INSTRUCTIONS TO FOLLOW
Your answer should reproduce every line of the material in which the word "MacBook" occurs.
[Start of Attachment]
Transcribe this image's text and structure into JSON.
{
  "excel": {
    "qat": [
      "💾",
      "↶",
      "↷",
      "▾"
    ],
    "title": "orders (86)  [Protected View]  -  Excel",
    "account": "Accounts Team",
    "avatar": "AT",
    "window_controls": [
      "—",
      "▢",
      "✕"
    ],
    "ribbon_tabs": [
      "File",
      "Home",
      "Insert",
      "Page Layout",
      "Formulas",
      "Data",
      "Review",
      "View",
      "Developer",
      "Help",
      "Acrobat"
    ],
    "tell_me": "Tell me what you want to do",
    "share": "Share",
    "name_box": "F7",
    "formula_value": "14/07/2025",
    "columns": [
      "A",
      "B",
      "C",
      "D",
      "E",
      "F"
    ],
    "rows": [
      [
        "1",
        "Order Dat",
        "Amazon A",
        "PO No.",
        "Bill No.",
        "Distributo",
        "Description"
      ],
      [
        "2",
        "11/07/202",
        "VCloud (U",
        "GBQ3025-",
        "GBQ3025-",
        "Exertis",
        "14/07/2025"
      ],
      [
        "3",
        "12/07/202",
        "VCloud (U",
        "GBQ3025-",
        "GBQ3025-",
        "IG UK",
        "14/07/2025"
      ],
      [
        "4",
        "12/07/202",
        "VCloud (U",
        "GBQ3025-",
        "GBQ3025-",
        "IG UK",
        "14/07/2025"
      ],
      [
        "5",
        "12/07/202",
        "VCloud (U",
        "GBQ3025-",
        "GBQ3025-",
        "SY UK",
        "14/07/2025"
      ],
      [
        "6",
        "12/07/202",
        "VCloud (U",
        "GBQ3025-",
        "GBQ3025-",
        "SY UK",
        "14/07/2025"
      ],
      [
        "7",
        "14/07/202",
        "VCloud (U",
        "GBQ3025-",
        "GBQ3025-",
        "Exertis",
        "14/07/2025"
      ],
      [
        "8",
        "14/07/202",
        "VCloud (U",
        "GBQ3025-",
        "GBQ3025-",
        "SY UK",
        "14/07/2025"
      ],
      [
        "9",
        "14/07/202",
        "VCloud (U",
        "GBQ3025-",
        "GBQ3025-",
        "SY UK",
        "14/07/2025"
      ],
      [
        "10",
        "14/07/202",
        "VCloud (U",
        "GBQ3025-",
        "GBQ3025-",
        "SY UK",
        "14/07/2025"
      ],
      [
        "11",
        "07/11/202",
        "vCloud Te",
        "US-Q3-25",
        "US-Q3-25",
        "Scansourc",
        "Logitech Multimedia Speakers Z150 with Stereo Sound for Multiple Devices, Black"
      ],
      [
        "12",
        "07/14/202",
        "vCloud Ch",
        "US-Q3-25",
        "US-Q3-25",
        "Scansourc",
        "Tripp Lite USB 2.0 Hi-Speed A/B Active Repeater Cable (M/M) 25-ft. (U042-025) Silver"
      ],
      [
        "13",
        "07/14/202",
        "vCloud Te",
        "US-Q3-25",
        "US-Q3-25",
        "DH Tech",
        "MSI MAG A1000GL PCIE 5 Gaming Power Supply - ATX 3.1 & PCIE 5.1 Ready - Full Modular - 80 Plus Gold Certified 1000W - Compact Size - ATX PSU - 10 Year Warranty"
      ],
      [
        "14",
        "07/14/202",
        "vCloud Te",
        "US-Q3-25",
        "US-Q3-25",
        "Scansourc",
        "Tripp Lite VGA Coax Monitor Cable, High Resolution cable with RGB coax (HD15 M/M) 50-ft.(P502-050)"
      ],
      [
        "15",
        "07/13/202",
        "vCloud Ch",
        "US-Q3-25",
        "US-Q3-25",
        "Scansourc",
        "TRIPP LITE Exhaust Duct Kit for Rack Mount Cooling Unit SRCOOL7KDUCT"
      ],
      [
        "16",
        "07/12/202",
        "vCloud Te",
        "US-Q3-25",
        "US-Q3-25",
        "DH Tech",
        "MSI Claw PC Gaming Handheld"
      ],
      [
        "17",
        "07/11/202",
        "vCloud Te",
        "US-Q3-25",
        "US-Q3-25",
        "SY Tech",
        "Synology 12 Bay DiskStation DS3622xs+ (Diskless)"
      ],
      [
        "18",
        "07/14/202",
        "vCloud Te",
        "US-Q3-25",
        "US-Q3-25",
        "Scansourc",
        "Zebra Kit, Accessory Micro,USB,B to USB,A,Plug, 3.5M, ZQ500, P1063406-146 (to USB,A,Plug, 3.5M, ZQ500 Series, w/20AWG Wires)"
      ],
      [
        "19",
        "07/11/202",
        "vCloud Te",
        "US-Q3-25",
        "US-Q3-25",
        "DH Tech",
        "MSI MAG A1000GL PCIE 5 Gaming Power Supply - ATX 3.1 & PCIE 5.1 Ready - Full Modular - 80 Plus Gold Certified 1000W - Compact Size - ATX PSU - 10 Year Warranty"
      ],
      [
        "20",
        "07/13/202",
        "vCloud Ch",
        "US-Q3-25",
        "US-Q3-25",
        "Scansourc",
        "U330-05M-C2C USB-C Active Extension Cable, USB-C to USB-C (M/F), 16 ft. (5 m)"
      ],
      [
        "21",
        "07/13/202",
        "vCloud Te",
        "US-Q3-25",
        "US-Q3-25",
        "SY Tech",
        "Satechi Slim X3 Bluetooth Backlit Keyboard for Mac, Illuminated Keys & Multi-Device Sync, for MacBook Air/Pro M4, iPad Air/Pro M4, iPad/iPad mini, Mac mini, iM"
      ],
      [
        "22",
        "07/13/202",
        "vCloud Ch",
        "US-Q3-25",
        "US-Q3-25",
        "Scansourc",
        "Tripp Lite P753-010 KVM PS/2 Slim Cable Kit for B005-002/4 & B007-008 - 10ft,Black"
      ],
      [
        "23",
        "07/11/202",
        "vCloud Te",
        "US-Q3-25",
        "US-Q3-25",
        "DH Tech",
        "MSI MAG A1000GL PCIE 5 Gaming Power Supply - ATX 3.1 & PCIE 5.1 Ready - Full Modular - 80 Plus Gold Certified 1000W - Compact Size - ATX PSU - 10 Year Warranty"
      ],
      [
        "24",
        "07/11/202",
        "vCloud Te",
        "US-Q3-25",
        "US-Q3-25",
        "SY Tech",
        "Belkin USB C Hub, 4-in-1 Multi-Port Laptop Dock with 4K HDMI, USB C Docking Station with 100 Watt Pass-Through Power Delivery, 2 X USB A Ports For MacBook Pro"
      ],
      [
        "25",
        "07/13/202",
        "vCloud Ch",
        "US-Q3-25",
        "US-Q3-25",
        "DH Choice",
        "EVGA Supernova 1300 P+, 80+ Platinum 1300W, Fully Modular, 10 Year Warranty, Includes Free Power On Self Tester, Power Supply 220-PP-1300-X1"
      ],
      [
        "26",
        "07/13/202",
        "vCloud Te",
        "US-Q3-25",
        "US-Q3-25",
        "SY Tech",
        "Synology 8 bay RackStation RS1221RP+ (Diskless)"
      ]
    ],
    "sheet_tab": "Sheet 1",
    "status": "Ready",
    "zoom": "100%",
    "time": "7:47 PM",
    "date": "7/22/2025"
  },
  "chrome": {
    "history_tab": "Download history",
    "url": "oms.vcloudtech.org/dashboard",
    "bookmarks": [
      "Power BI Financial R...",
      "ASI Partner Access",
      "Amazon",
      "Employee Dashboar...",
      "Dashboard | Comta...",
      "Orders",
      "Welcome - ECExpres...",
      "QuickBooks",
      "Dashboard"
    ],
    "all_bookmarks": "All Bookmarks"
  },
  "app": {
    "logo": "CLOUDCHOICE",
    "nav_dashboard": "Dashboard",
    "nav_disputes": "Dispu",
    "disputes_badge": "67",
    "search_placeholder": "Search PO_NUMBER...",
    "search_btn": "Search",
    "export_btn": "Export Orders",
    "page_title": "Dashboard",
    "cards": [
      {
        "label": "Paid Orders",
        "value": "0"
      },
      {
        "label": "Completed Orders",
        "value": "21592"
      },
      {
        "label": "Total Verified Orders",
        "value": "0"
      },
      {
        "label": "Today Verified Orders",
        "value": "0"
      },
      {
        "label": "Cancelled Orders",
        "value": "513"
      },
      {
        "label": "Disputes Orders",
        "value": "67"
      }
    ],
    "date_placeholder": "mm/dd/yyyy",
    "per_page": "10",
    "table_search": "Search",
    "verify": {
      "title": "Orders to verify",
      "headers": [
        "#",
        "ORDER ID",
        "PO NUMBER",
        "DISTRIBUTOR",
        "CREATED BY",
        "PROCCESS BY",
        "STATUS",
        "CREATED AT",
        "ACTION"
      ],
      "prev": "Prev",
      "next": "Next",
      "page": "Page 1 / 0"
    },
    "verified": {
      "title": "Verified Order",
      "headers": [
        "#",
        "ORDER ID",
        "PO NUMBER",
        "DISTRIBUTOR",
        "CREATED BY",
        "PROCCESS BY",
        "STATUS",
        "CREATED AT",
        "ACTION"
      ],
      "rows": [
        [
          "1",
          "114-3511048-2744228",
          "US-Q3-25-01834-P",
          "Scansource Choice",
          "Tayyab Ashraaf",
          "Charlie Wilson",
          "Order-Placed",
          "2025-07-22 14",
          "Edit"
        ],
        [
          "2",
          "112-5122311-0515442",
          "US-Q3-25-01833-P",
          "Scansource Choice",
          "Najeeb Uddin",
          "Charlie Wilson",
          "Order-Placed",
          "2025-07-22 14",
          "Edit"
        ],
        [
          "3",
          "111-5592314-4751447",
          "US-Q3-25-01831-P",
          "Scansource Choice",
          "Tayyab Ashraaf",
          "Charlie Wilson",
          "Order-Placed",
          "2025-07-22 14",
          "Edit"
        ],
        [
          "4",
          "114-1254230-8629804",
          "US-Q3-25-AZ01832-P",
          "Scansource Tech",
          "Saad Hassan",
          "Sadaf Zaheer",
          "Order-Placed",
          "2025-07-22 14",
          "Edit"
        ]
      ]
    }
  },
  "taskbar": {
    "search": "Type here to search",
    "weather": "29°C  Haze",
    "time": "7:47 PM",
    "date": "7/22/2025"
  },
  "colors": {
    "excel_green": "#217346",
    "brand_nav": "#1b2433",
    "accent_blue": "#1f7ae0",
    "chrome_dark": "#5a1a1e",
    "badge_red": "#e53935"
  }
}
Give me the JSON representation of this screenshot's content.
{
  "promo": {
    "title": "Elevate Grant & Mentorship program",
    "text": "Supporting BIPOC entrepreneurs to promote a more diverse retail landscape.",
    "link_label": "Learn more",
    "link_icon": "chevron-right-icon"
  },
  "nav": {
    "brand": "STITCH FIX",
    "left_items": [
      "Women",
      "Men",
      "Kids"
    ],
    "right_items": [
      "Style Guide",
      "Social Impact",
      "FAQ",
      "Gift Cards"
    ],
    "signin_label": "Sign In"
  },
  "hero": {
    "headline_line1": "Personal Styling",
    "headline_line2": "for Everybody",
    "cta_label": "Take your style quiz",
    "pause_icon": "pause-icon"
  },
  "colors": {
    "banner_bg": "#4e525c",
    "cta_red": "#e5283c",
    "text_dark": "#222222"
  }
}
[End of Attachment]
TASK RESPONSE
        "Satechi Slim X3 Bluetooth Backlit Keyboard for Mac, Illuminated Keys & Multi-Device Sync, for MacBook Air/Pro M4, iPad Air/Pro M4, iPad/iPad mini, Mac mini, iM"
        "Belkin USB C Hub, 4-in-1 Multi-Port Laptop Dock with 4K HDMI, USB C Docking Station with 100 Watt Pass-Through Power Delivery, 2 X USB A Ports For MacBook Pro"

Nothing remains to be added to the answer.